What Can I Do for a Lumbar Herniated Disc?
For patients with pain not severe enough to interfere with their daily life, there are at-home remedies that may be able to help pain associated with a lumbar herniated disc. These treatments include:
At Home Treatments for a Lumbar Herniated Disc
- OTC Medication– Over-the-counter anti-inflammatory medication may provide relief from pain. Take these medications only as instructed on the bottle to avoid any negative reactions.
- Relaxation– Find a comfortable position to rest in. Try lying on your side with a pillow between your knees or lying on a medium-firm mattress with a pillow under both your head and knees. Keep in mind to avoid staying in one position for too long.
- Take a walk– Take a 10 to 20 minute walk every 2 to 3 hours. Only walk on a level surface, avoiding stairs, hills, or slopes. Keep in mind to walk only as far as you can manage without feeling pain.
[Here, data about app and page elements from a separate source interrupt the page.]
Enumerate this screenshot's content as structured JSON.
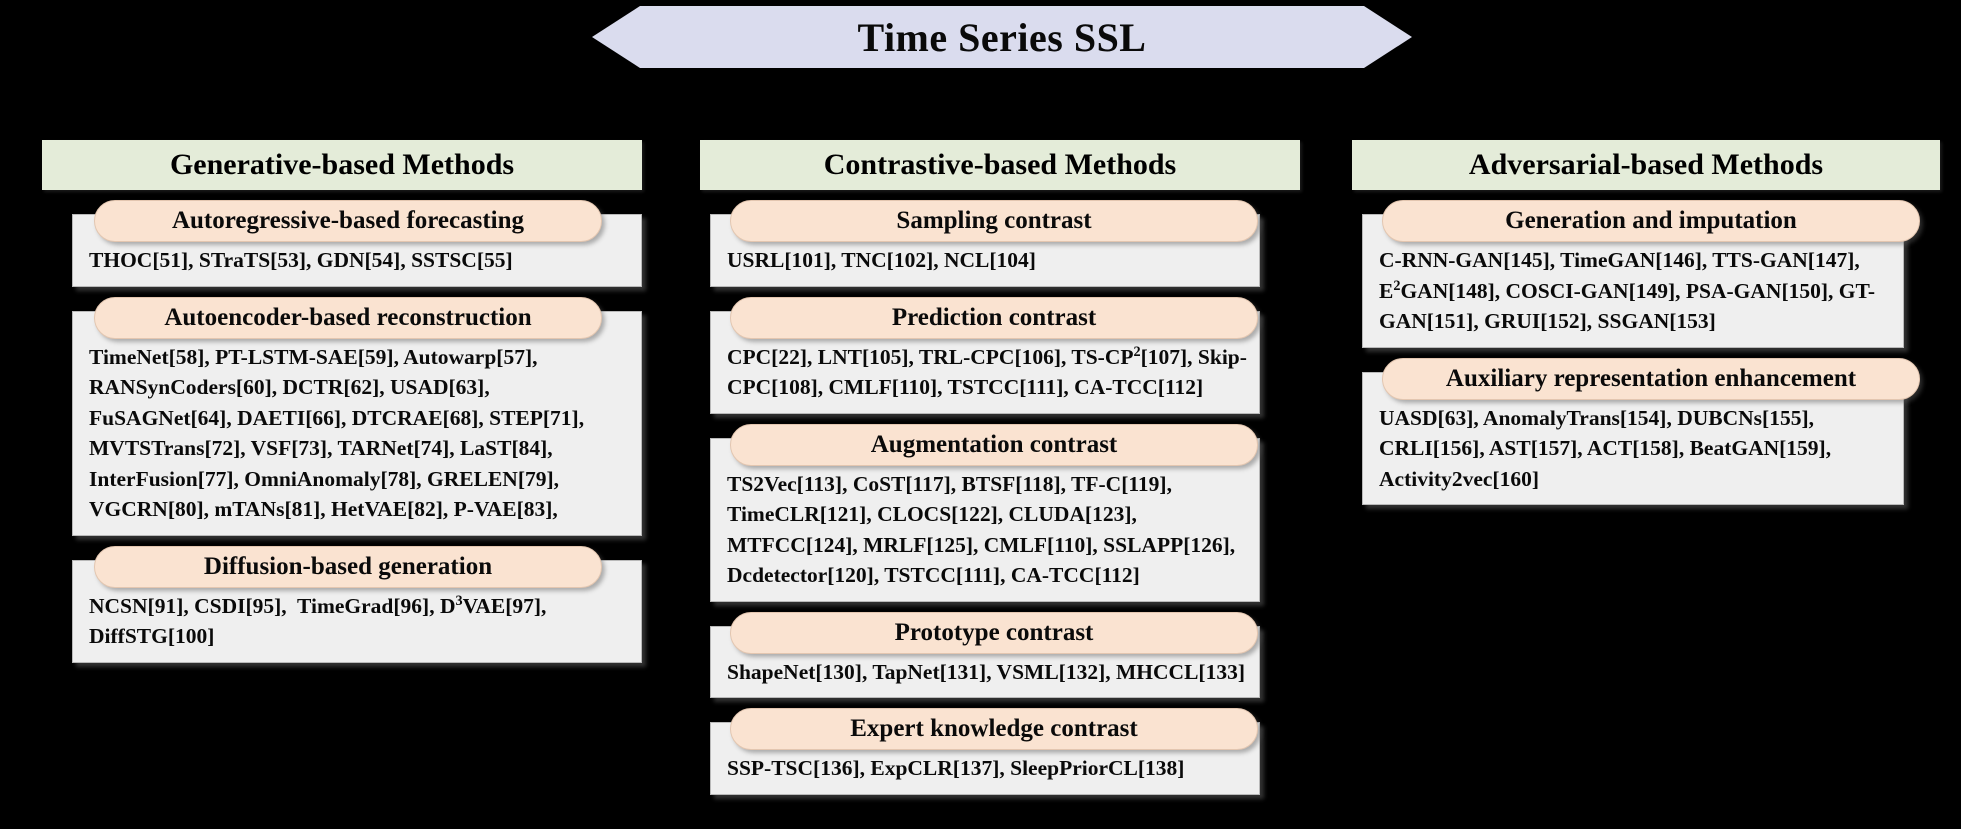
{
  "title": {
    "text": "Time Series SSL",
    "fill_color": "#dadcee"
  },
  "colors": {
    "header_green": "#e4ecd9",
    "pill_peach": "#fae3d1",
    "body_gray": "#efefef",
    "background": "#000000",
    "text": "#0a0a0a"
  },
  "columns": [
    {
      "id": "generative",
      "header": "Generative-based Methods",
      "blocks": [
        {
          "label": "Autoregressive-based forecasting",
          "items_html": "THOC[51], STraTS[53], GDN[54], SSTSC[55]",
          "items": [
            "THOC[51]",
            "STraTS[53]",
            "GDN[54]",
            "SSTSC[55]"
          ]
        },
        {
          "label": "Autoencoder-based reconstruction",
          "items_html": "TimeNet[58], PT-LSTM-SAE[59], Autowarp[57], RANSynCoders[60], DCTR[62], USAD[63], FuSAGNet[64], DAETI[66], DTCRAE[68], STEP[71], MVTSTrans[72], VSF[73], TARNet[74], LaST[84], InterFusion[77], OmniAnomaly[78], GRELEN[79], VGCRN[80], mTANs[81], HetVAE[82], P-VAE[83],",
          "items": [
            "TimeNet[58]",
            "PT-LSTM-SAE[59]",
            "Autowarp[57]",
            "RANSynCoders[60]",
            "DCTR[62]",
            "USAD[63]",
            "FuSAGNet[64]",
            "DAETI[66]",
            "DTCRAE[68]",
            "STEP[71]",
            "MVTSTrans[72]",
            "VSF[73]",
            "TARNet[74]",
            "LaST[84]",
            "InterFusion[77]",
            "OmniAnomaly[78]",
            "GRELEN[79]",
            "VGCRN[80]",
            "mTANs[81]",
            "HetVAE[82]",
            "P-VAE[83]"
          ]
        },
        {
          "label": "Diffusion-based generation",
          "items_html": "NCSN[91], CSDI[95],&nbsp; TimeGrad[96], D<sup>3</sup>VAE[97], DiffSTG[100]",
          "items": [
            "NCSN[91]",
            "CSDI[95]",
            "TimeGrad[96]",
            "D3VAE[97]",
            "DiffSTG[100]"
          ]
        }
      ]
    },
    {
      "id": "contrastive",
      "header": "Contrastive-based Methods",
      "blocks": [
        {
          "label": "Sampling contrast",
          "items_html": "USRL[101], TNC[102], NCL[104]",
          "items": [
            "USRL[101]",
            "TNC[102]",
            "NCL[104]"
          ]
        },
        {
          "label": "Prediction contrast",
          "items_html": "CPC[22], LNT[105], TRL-CPC[106], TS-CP<sup>2</sup>[107], Skip-CPC[108], CMLF[110], TSTCC[111], CA-TCC[112]",
          "items": [
            "CPC[22]",
            "LNT[105]",
            "TRL-CPC[106]",
            "TS-CP2[107]",
            "Skip-CPC[108]",
            "CMLF[110]",
            "TSTCC[111]",
            "CA-TCC[112]"
          ]
        },
        {
          "label": "Augmentation contrast",
          "items_html": "TS2Vec[113], CoST[117], BTSF[118], TF-C[119], TimeCLR[121], CLOCS[122], CLUDA[123], MTFCC[124], MRLF[125], CMLF[110], SSLAPP[126], Dcdetector[120], TSTCC[111], CA-TCC[112]",
          "items": [
            "TS2Vec[113]",
            "CoST[117]",
            "BTSF[118]",
            "TF-C[119]",
            "TimeCLR[121]",
            "CLOCS[122]",
            "CLUDA[123]",
            "MTFCC[124]",
            "MRLF[125]",
            "CMLF[110]",
            "SSLAPP[126]",
            "Dcdetector[120]",
            "TSTCC[111]",
            "CA-TCC[112]"
          ]
        },
        {
          "label": "Prototype contrast",
          "items_html": "ShapeNet[130], TapNet[131], VSML[132], MHCCL[133]",
          "items": [
            "ShapeNet[130]",
            "TapNet[131]",
            "VSML[132]",
            "MHCCL[133]"
          ]
        },
        {
          "label": "Expert knowledge contrast",
          "items_html": "SSP-TSC[136], ExpCLR[137], SleepPriorCL[138]",
          "items": [
            "SSP-TSC[136]",
            "ExpCLR[137]",
            "SleepPriorCL[138]"
          ]
        }
      ]
    },
    {
      "id": "adversarial",
      "header": "Adversarial-based Methods",
      "blocks": [
        {
          "label": "Generation and imputation",
          "items_html": "C-RNN-GAN[145], TimeGAN[146], TTS-GAN[147], E<sup>2</sup>GAN[148], COSCI-GAN[149], PSA-GAN[150], GT-GAN[151], GRUI[152], SSGAN[153]",
          "items": [
            "C-RNN-GAN[145]",
            "TimeGAN[146]",
            "TTS-GAN[147]",
            "E2GAN[148]",
            "COSCI-GAN[149]",
            "PSA-GAN[150]",
            "GT-GAN[151]",
            "GRUI[152]",
            "SSGAN[153]"
          ]
        },
        {
          "label": "Auxiliary representation enhancement",
          "items_html": "UASD[63], AnomalyTrans[154], DUBCNs[155], CRLI[156], AST[157], ACT[158], BeatGAN[159], Activity2vec[160]",
          "items": [
            "UASD[63]",
            "AnomalyTrans[154]",
            "DUBCNs[155]",
            "CRLI[156]",
            "AST[157]",
            "ACT[158]",
            "BeatGAN[159]",
            "Activity2vec[160]"
          ]
        }
      ]
    }
  ]
}
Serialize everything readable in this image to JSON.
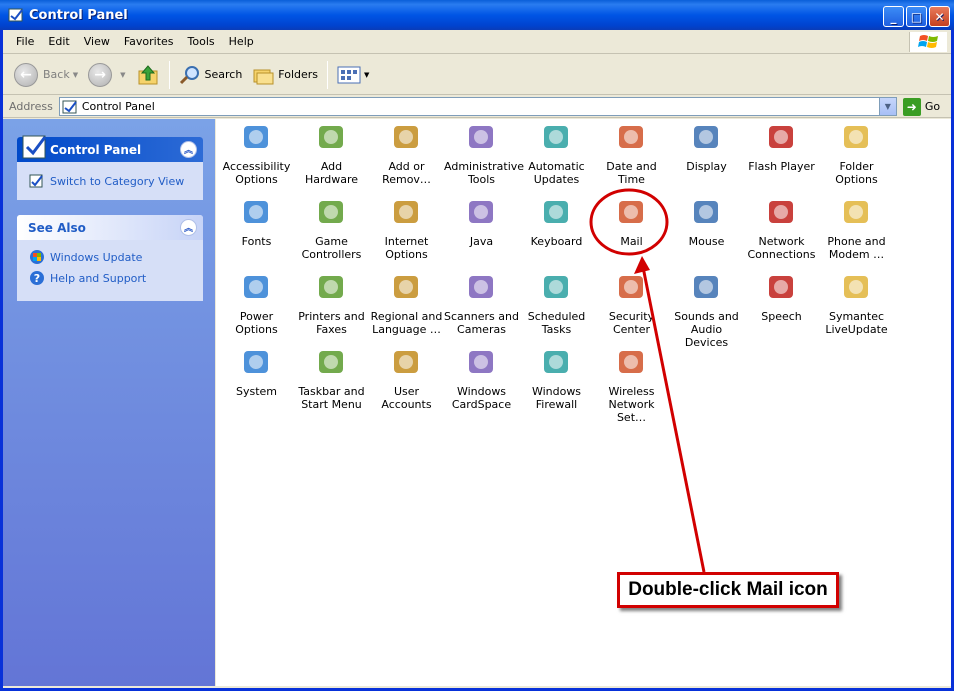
{
  "window": {
    "title": "Control Panel",
    "buttons": {
      "minimize": "_",
      "maximize": "□",
      "close": "✕"
    }
  },
  "menubar": {
    "items": [
      "File",
      "Edit",
      "View",
      "Favorites",
      "Tools",
      "Help"
    ]
  },
  "toolbar": {
    "back": "Back",
    "forward": "",
    "search": "Search",
    "folders": "Folders"
  },
  "address": {
    "label": "Address",
    "value": "Control Panel",
    "go": "Go"
  },
  "sidebar": {
    "control_panel": {
      "title": "Control Panel",
      "links": [
        "Switch to Category View"
      ]
    },
    "see_also": {
      "title": "See Also",
      "links": [
        "Windows Update",
        "Help and Support"
      ]
    }
  },
  "items": [
    {
      "line1": "Accessibility",
      "line2": "Options",
      "icon": "accessibility-icon"
    },
    {
      "line1": "Add Hardware",
      "line2": "",
      "icon": "add-hardware-icon"
    },
    {
      "line1": "Add or",
      "line2": "Remov…",
      "icon": "add-remove-programs-icon"
    },
    {
      "line1": "Administrative",
      "line2": "Tools",
      "icon": "admin-tools-icon"
    },
    {
      "line1": "Automatic",
      "line2": "Updates",
      "icon": "automatic-updates-icon"
    },
    {
      "line1": "Date and Time",
      "line2": "",
      "icon": "date-time-icon"
    },
    {
      "line1": "Display",
      "line2": "",
      "icon": "display-icon"
    },
    {
      "line1": "Flash Player",
      "line2": "",
      "icon": "flash-player-icon"
    },
    {
      "line1": "Folder Options",
      "line2": "",
      "icon": "folder-options-icon"
    },
    {
      "line1": "Fonts",
      "line2": "",
      "icon": "fonts-icon"
    },
    {
      "line1": "Game",
      "line2": "Controllers",
      "icon": "game-controllers-icon"
    },
    {
      "line1": "Internet",
      "line2": "Options",
      "icon": "internet-options-icon"
    },
    {
      "line1": "Java",
      "line2": "",
      "icon": "java-icon"
    },
    {
      "line1": "Keyboard",
      "line2": "",
      "icon": "keyboard-icon"
    },
    {
      "line1": "Mail",
      "line2": "",
      "icon": "mail-icon"
    },
    {
      "line1": "Mouse",
      "line2": "",
      "icon": "mouse-icon"
    },
    {
      "line1": "Network",
      "line2": "Connections",
      "icon": "network-connections-icon"
    },
    {
      "line1": "Phone and",
      "line2": "Modem …",
      "icon": "phone-modem-icon"
    },
    {
      "line1": "Power Options",
      "line2": "",
      "icon": "power-options-icon"
    },
    {
      "line1": "Printers and",
      "line2": "Faxes",
      "icon": "printers-faxes-icon"
    },
    {
      "line1": "Regional and",
      "line2": "Language …",
      "icon": "regional-language-icon"
    },
    {
      "line1": "Scanners and",
      "line2": "Cameras",
      "icon": "scanners-cameras-icon"
    },
    {
      "line1": "Scheduled",
      "line2": "Tasks",
      "icon": "scheduled-tasks-icon"
    },
    {
      "line1": "Security",
      "line2": "Center",
      "icon": "security-center-icon"
    },
    {
      "line1": "Sounds and",
      "line2": "Audio Devices",
      "icon": "sounds-audio-icon"
    },
    {
      "line1": "Speech",
      "line2": "",
      "icon": "speech-icon"
    },
    {
      "line1": "Symantec",
      "line2": "LiveUpdate",
      "icon": "symantec-liveupdate-icon"
    },
    {
      "line1": "System",
      "line2": "",
      "icon": "system-icon"
    },
    {
      "line1": "Taskbar and",
      "line2": "Start Menu",
      "icon": "taskbar-start-menu-icon"
    },
    {
      "line1": "User Accounts",
      "line2": "",
      "icon": "user-accounts-icon"
    },
    {
      "line1": "Windows",
      "line2": "CardSpace",
      "icon": "windows-cardspace-icon"
    },
    {
      "line1": "Windows",
      "line2": "Firewall",
      "icon": "windows-firewall-icon"
    },
    {
      "line1": "Wireless",
      "line2": "Network Set…",
      "icon": "wireless-network-icon"
    }
  ],
  "annotation": {
    "text": "Double-click Mail icon"
  },
  "colors": {
    "title_blue": "#0055e5",
    "sidebar_blue": "#6375d6",
    "annotation_red": "#d10000"
  }
}
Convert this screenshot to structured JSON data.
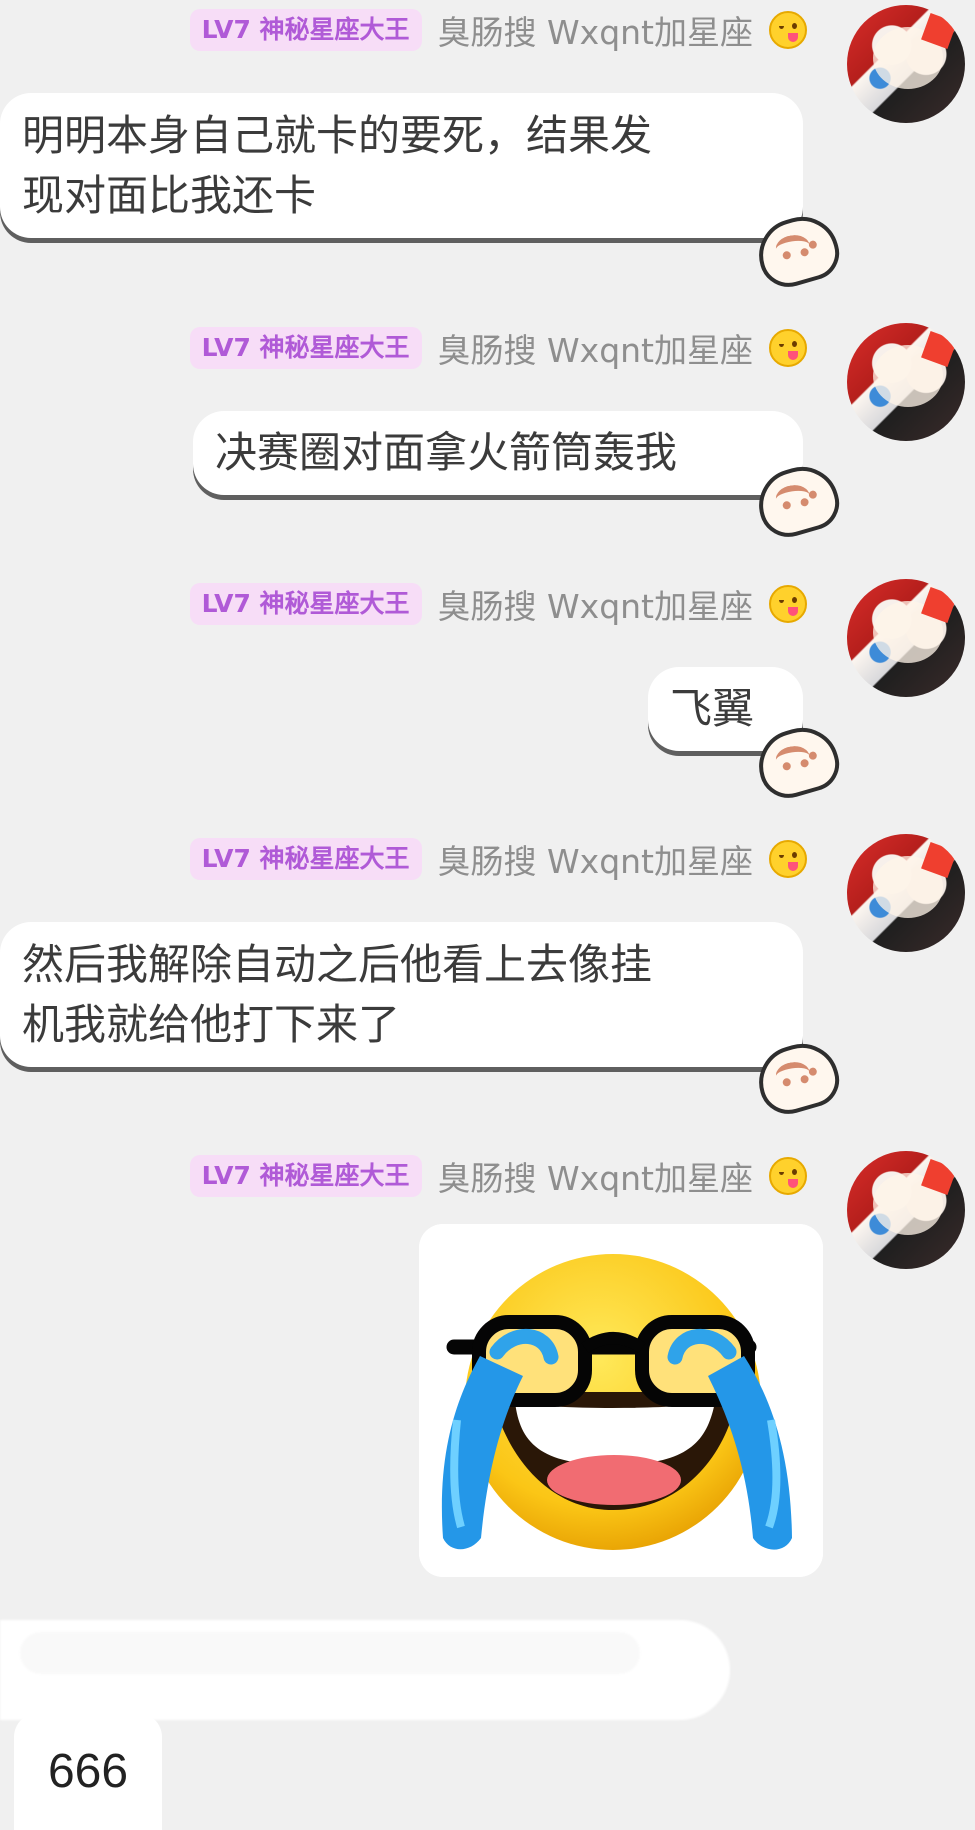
{
  "messages": [
    {
      "level": "LV7 神秘星座大王",
      "username": "臭肠搜 Wxqnt加星座",
      "emoji": "yum-face-icon",
      "text": "明明本身自己就卡的要死，结果发\n现对面比我还卡"
    },
    {
      "level": "LV7 神秘星座大王",
      "username": "臭肠搜 Wxqnt加星座",
      "emoji": "yum-face-icon",
      "text": "决赛圈对面拿火箭筒轰我"
    },
    {
      "level": "LV7 神秘星座大王",
      "username": "臭肠搜 Wxqnt加星座",
      "emoji": "yum-face-icon",
      "text": "飞翼"
    },
    {
      "level": "LV7 神秘星座大王",
      "username": "臭肠搜 Wxqnt加星座",
      "emoji": "yum-face-icon",
      "text": "然后我解除自动之后他看上去像挂\n机我就给他打下来了"
    },
    {
      "level": "LV7 神秘星座大王",
      "username": "臭肠搜 Wxqnt加星座",
      "emoji": "yum-face-icon",
      "sticker": "crying-laughing-glasses-emoji"
    }
  ],
  "incoming_message": {
    "text": "666"
  },
  "colors": {
    "background": "#f0f0f0",
    "badge_background": "#f7ddf7",
    "badge_text": "#b05ad7",
    "username": "#8e8e8e",
    "bubble": "#ffffff",
    "bubble_shadow": "#5f5f5f"
  }
}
- Use heat or ice– Alternating between heat and ice packs may provide relief from painful symptoms. Try using a heating pad on the low or medium setting for 15 to 20 minutes every 2 to 3 hours. Alternate with an ice pack for 15 to 20 minutes every 2 to 3 hours.
What If I Need Additional Treatment for a Lumbar Herniated Disc?
While lumbar herniated discs can be quite painful, the symptoms are short-lived for many people. However, for patients whose symptoms do not dissipate over time, surgical treatment may be needed.
Houston Physicians’ Hospital offers the following surgical treatments for a lumbar herniated disc:
- Lumbar fusion
- Lumbar laminectomy
- Lumbar microdiscectomy
In cases where symptoms do not relieve themselves, these surgical treatments may provide relief. Typically, these procedures are recommended if non-surgical treatments prove to be ineffective after 4-6 weeks of treatment.
How Do I Recover from a Lumbar Herniated Disc?
Once surgery has been performed for a lumbar herniated disc, there are several general facets of the postoperative care that can be expected. Patients should limit the amount of bending, lifting or twisting they do for at least six weeks in order to prevent the risk of the disc becoming herniated again. Because the covering of the disc has poor blood supply, complete healing may take three to four months. However, light movement is recommended once the initial six weeks after the surgery has passed. A slow exercise program consisting of stretching, strengthening, and conditioning may help heal the secondary soft tissue component of the back pain. Speak with your Houston Physicians’ Hospital physician before beginning any sort of exercise program after surgery to prevent reinjury of the site.